The (non)Heuristic Value of Evolution
|December 19, 2008||Posted by DonaldM under Biology, Darwinism, Evolution, Intelligent Design, Science|
Theodosius Dobzhansky once famously said that “nothing in biology makes sense except in the light of evolution.” Except, of course, when biology doesn’t need to even consider evolution, which for practicle purposes is most of the time.
Today, I had the privilege to have lunch with a research scientist who works in the area of bio-pharmaceuticals for a pharmaceutical company. He told me about their research with proteins and genes that enable them to develop products that alleviate or cure a wide range of diseases at the cellular level. Of great value to the research they do was the Human Genome Project because it made available the entire database to whoever needed it. That information enabled them to move several projects forward.
He knew from our conversation that I had been involved in the Intelligent Design/Evolution debate, so I asked him
what role evolution played in all thier research.
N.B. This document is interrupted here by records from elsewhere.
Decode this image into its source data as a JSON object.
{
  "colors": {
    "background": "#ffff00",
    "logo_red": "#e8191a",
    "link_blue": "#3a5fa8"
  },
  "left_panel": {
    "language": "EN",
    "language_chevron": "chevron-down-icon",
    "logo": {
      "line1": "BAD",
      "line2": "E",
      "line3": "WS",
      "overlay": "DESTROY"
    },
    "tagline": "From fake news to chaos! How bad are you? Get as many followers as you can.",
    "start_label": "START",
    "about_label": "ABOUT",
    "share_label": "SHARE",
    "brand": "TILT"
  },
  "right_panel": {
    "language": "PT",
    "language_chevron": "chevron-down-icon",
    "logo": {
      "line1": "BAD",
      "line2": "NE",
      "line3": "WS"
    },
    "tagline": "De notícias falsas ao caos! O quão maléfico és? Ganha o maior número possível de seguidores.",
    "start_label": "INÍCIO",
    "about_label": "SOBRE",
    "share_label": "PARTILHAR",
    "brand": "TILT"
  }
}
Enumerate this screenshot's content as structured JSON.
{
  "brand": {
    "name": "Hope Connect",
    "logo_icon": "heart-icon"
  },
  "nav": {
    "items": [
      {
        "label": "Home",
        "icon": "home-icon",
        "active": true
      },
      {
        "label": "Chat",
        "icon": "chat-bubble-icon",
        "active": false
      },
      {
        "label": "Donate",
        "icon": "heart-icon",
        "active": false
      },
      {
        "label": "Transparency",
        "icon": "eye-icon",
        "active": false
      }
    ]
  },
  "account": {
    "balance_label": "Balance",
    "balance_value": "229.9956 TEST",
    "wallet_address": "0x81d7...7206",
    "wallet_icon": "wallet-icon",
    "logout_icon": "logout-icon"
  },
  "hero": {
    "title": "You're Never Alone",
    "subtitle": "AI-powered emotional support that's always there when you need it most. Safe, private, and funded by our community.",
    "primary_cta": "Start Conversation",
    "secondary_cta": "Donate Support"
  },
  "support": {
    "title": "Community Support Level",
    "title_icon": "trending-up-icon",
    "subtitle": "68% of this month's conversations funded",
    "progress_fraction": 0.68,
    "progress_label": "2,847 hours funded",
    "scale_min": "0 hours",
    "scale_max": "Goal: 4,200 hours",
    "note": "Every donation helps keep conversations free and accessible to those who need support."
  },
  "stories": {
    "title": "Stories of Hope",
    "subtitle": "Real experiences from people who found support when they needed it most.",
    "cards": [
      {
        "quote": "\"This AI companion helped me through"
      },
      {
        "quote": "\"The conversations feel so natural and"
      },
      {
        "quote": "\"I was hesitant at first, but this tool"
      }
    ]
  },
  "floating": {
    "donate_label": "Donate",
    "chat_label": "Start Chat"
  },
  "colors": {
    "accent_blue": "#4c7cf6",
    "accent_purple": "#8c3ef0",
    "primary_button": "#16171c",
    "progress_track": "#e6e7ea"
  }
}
Now, this is a research facility that is carrying on a huge number of projects across a number of areas in cellular biology, bio-chemistry, hemotology, oncology and other related areas. He said that evolution plays no role whatsoever in their research and that evolutionary theory doesn’t make one whit of difference to the outcome of any of their research projects and never has. To clarify, I said, “so the heuristic value of evolutionary theory to your biological research is….” and he answered “Nil!”.
Perhaps its time to reconsider Dobzhansky’s famous quote. How about “Nearly everything in biology makes sense apart from evolution.” At least, that seems to be the case for real scientists working in real labs doing all sorts of fruitful research.